The purpose of Starlight Theatre has always been to provide a creative outlet for students and community members alike; together they provide the public with a cultural experience that’s both affordable and accessible. And, there’s the simple joy of being in the unique architectural wonder of Starlight Theatre, with its beautiful outdoor setting.
The upcoming Starlight season was decided before Brady was named director. Although he had no input into what productions would be performed, he looks forward to working with the cast and directing the productions that will speak to and resonate with audiences.
This season opens June 7 with “Beauty and the Beast,” one of the most beautiful love stories every told, and appealing to all ages . It will be staged June 7-10 and July 5-9. Beauty and the Beast was last performed on the Starlight stage in 2005.
Being performed for the first time, “Peter and the Star-Catcher” is a funny Peter Pan saga about a boy who never grew up, and can be seen June 14-17 and July 12-16.
Another production new to the Starlight stage is “Sister Act,” an endearing, comical tale of a woman who rocks the church with her soulful music and brings to light the power of friendship. It will be performed June 21-24 and July 19-23.
Returning to the stage a second time, “Godspell” was last performed at Starlight in 2000 and is a powerful tale of building community in today’s world through the parables and teachings of Jesus Christ. It will be presented from June 28-July 1 and July 26-30.
The traditional ComEd Independence Day Spectacular with the Rockford Symphony Orchestra will be at 8 p.m. July 2 at Starlight. Tickets are $30 for adults and $29 for students and seniors for that production.
Brady plans to continue some of the traditions of Starlight Theatre, like the an end-of-the-year awards banquet. Plans are also underway to bring back a booth where people can purchase T-shirts, blankets, chair pads and more.
“Superficially, the audiences won’t notice many differences, but I’m hoping to expand the depth and flavor of the productions,” he says.
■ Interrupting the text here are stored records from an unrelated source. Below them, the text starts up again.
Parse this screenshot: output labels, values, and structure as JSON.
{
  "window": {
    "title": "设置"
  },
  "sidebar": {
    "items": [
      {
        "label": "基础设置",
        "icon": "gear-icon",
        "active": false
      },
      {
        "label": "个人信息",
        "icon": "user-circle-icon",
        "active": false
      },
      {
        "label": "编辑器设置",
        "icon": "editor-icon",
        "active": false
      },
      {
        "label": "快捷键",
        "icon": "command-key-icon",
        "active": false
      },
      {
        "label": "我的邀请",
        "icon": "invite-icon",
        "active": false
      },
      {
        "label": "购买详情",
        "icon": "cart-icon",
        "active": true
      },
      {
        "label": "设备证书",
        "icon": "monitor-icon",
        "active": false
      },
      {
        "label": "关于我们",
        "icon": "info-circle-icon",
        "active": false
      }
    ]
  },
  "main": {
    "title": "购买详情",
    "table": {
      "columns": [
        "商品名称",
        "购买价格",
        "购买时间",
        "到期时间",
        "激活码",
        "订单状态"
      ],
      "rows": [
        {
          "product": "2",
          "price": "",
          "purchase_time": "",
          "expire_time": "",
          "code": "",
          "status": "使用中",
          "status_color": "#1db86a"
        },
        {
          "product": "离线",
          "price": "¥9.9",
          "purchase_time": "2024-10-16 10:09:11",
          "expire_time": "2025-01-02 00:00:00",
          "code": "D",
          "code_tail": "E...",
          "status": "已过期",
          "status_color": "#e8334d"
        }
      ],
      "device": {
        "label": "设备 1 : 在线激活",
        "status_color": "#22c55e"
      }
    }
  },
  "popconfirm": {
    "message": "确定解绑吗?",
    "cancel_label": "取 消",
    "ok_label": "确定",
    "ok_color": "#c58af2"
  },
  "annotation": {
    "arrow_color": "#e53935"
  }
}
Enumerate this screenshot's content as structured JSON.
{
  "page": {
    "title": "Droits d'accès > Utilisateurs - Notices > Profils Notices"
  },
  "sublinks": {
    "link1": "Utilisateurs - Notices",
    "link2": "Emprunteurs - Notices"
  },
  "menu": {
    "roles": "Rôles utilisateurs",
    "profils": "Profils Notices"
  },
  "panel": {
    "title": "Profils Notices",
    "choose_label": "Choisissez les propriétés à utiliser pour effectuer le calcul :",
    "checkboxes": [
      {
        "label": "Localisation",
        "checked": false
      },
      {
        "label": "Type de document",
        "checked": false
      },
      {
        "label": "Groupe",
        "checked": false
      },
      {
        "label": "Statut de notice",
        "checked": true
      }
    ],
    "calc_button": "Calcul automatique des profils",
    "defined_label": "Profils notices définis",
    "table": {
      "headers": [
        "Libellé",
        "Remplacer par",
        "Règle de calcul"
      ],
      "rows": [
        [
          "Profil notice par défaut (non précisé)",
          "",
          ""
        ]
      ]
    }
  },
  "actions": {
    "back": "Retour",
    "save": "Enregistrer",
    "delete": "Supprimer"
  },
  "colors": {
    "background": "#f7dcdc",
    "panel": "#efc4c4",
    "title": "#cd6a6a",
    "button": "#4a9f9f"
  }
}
Season tickets are now available and cost $80 for adults, $70 for students, seniors, military, and teachers; and $40 for children under 12. Groups receive a 10 percent discount for at least 20 people; 15 percent off for groups of 50 or more; and 20 percent off for groups of 200 or more.
The “Friends of Starlight” program includes season ticket packages from $125 (one set of tickets) to $500 (six sets of tickets) and includes preferred seating, program recognition and an exclusive “Friends” reception.
Tickets can be ordered online at rockvalleycollege.edu/community/theatre; by phone at (815) 921-2160; by fax at (815) 921-2169 or by mail at Starlight Theatre, Rock Valley College, 3301 N. Mulford Road, Rockford, IL, 61114.
New box office hours are from 10 a.m. to 4 p.m. Tuesday through Friday.